Task objective: List the lines of this listing that hold the word "title".

Supplied material:

=== Begin Enclosure ===

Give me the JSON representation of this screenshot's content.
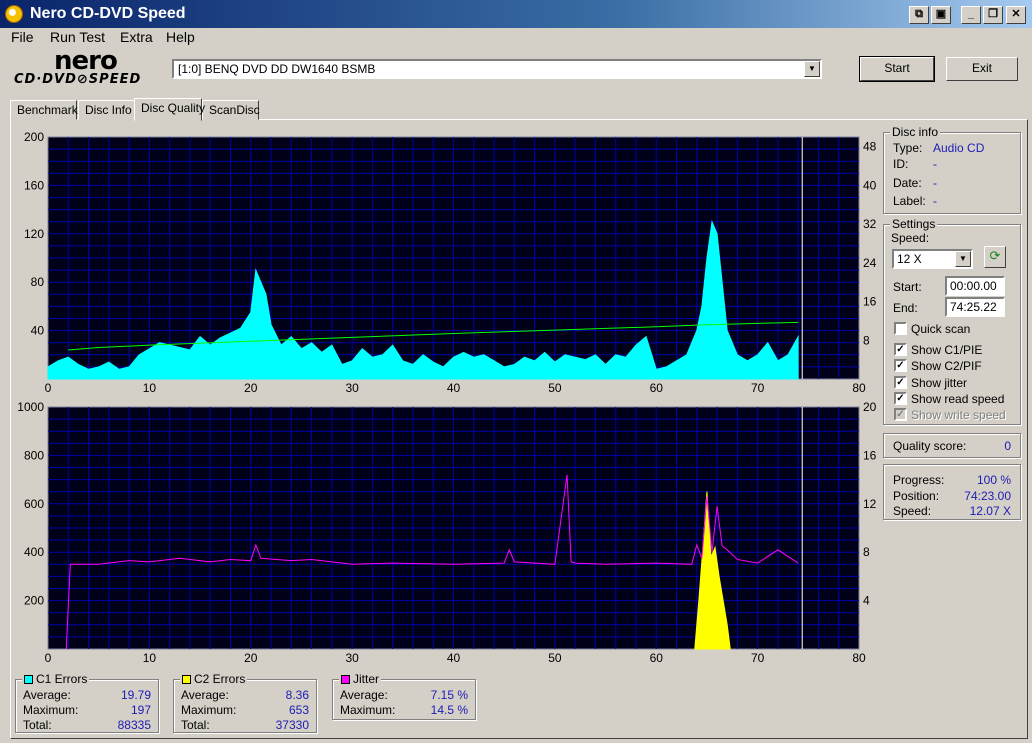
{
  "window": {
    "title": "Nero CD-DVD Speed"
  },
  "menu": [
    "File",
    "Run Test",
    "Extra",
    "Help"
  ],
  "logo": {
    "brand": "nero",
    "product": "CD·DVD⊘SPEED"
  },
  "drive": {
    "selected": "[1:0]   BENQ DVD DD DW1640 BSMB"
  },
  "buttons": {
    "start": "Start",
    "exit": "Exit"
  },
  "tabs": [
    "Benchmark",
    "Disc Info",
    "Disc Quality",
    "ScanDisc"
  ],
  "active_tab": "Disc Quality",
  "disc_info": {
    "title": "Disc info",
    "rows": [
      {
        "label": "Type:",
        "value": "Audio CD"
      },
      {
        "label": "ID:",
        "value": "-"
      },
      {
        "label": "Date:",
        "value": "-"
      },
      {
        "label": "Label:",
        "value": "-"
      }
    ]
  },
  "settings": {
    "title": "Settings",
    "speed_label": "Speed:",
    "speed_value": "12 X",
    "start_label": "Start:",
    "start_value": "00:00.00",
    "end_label": "End:",
    "end_value": "74:25.22",
    "checkboxes": [
      {
        "label": "Quick scan",
        "checked": false,
        "enabled": true
      },
      {
        "label": "Show C1/PIE",
        "checked": true,
        "enabled": true
      },
      {
        "label": "Show C2/PIF",
        "checked": true,
        "enabled": true
      },
      {
        "label": "Show jitter",
        "checked": true,
        "enabled": true
      },
      {
        "label": "Show read speed",
        "checked": true,
        "enabled": true
      },
      {
        "label": "Show write speed",
        "checked": true,
        "enabled": false
      }
    ]
  },
  "quality": {
    "label": "Quality score:",
    "value": "0"
  },
  "progress": {
    "rows": [
      {
        "label": "Progress:",
        "value": "100 %"
      },
      {
        "label": "Position:",
        "value": "74:23.00"
      },
      {
        "label": "Speed:",
        "value": "12.07 X"
      }
    ]
  },
  "stats": {
    "c1": {
      "title": "C1 Errors",
      "color": "#00ffff",
      "rows": [
        {
          "label": "Average:",
          "value": "19.79"
        },
        {
          "label": "Maximum:",
          "value": "197"
        },
        {
          "label": "Total:",
          "value": "88335"
        }
      ]
    },
    "c2": {
      "title": "C2 Errors",
      "color": "#ffff00",
      "rows": [
        {
          "label": "Average:",
          "value": "8.36"
        },
        {
          "label": "Maximum:",
          "value": "653"
        },
        {
          "label": "Total:",
          "value": "37330"
        }
      ]
    },
    "jitter": {
      "title": "Jitter",
      "color": "#ff00ff",
      "rows": [
        {
          "label": "Average:",
          "value": "7.15 %"
        },
        {
          "label": "Maximum:",
          "value": "14.5 %"
        }
      ]
    }
  },
  "chart_data": [
    {
      "type": "area",
      "x_ticks": [
        0,
        10,
        20,
        30,
        40,
        50,
        60,
        70,
        80
      ],
      "y_ticks": [
        40,
        80,
        120,
        160,
        200
      ],
      "y2_ticks": [
        8,
        16,
        24,
        32,
        40,
        48
      ],
      "xlim": [
        0,
        80
      ],
      "ylim": [
        0,
        200
      ],
      "y2lim": [
        0,
        50
      ],
      "grid": true,
      "end_marker_x": 74.4,
      "series": [
        {
          "color": "#00ffff",
          "kind": "area",
          "x": [
            0,
            1,
            2,
            3,
            4,
            5,
            6,
            7,
            8,
            9,
            10,
            11,
            12,
            13,
            14,
            15,
            16,
            17,
            18,
            19,
            20,
            20.5,
            21,
            21.5,
            22,
            23,
            24,
            25,
            26,
            27,
            28,
            29,
            30,
            31,
            32,
            33,
            34,
            35,
            36,
            37,
            38,
            39,
            40,
            41,
            42,
            43,
            44,
            45,
            46,
            47,
            48,
            49,
            50,
            51,
            52,
            53,
            54,
            55,
            56,
            57,
            58,
            59,
            60,
            61,
            62,
            63,
            64,
            64.5,
            65,
            65.5,
            66,
            66.5,
            67,
            68,
            69,
            70,
            71,
            72,
            73,
            74
          ],
          "y": [
            10,
            15,
            18,
            12,
            8,
            10,
            14,
            8,
            10,
            20,
            25,
            30,
            28,
            26,
            24,
            35,
            28,
            34,
            38,
            42,
            55,
            90,
            80,
            70,
            45,
            28,
            35,
            25,
            30,
            22,
            28,
            12,
            15,
            25,
            18,
            20,
            28,
            15,
            12,
            20,
            14,
            10,
            18,
            22,
            18,
            20,
            15,
            10,
            12,
            18,
            15,
            22,
            14,
            20,
            18,
            16,
            20,
            12,
            20,
            18,
            28,
            35,
            8,
            10,
            15,
            20,
            40,
            60,
            100,
            130,
            120,
            80,
            40,
            20,
            15,
            20,
            30,
            15,
            20,
            35
          ]
        },
        {
          "color": "#00ff00",
          "kind": "line",
          "axis": "y2",
          "x": [
            2,
            5,
            10,
            20,
            30,
            40,
            50,
            60,
            65,
            70,
            74
          ],
          "y": [
            6,
            6.5,
            7,
            7.8,
            8.6,
            9.4,
            10.1,
            10.8,
            11.2,
            11.5,
            11.7
          ]
        }
      ]
    },
    {
      "type": "area",
      "x_ticks": [
        0,
        10,
        20,
        30,
        40,
        50,
        60,
        70,
        80
      ],
      "y_ticks": [
        200,
        400,
        600,
        800,
        1000
      ],
      "y2_ticks": [
        4,
        8,
        12,
        16,
        20
      ],
      "xlim": [
        0,
        80
      ],
      "ylim": [
        0,
        1000
      ],
      "y2lim": [
        0,
        20
      ],
      "grid": true,
      "end_marker_x": 74.4,
      "series": [
        {
          "color": "#ffff00",
          "kind": "area",
          "x": [
            63.8,
            64.2,
            64.6,
            65,
            65.4,
            65.8,
            66.2,
            66.6,
            67,
            67.3
          ],
          "y": [
            0,
            200,
            420,
            650,
            380,
            420,
            300,
            200,
            100,
            0
          ]
        },
        {
          "color": "#ff00ff",
          "kind": "line",
          "axis": "y2",
          "x": [
            1.8,
            2.2,
            5,
            8,
            10,
            13,
            16,
            18,
            20,
            20.5,
            21,
            24,
            26,
            30,
            34,
            40,
            45,
            45.5,
            46,
            50,
            51.2,
            51.6,
            52,
            55,
            60,
            63.5,
            64,
            64.5,
            65,
            65.5,
            66,
            66.5,
            67,
            68,
            70,
            72,
            74
          ],
          "y": [
            0,
            7,
            7,
            7.3,
            7.2,
            7.5,
            7.2,
            7.4,
            7.3,
            8.6,
            7.5,
            7.3,
            7.4,
            7,
            7.1,
            7,
            7.1,
            8.2,
            7.2,
            7,
            14.4,
            7.2,
            7.1,
            7,
            7.1,
            7,
            8.6,
            7.5,
            12.6,
            8,
            11.8,
            8.5,
            8.2,
            7.4,
            7.1,
            8.2,
            7.1
          ]
        }
      ]
    }
  ]
}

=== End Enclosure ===

Task solution:
    "title": "Nero CD-DVD Speed"
    "title": "Disc info",
    "title": "Settings",
      "title": "C1 Errors",
      "title": "C2 Errors",
      "title": "Jitter",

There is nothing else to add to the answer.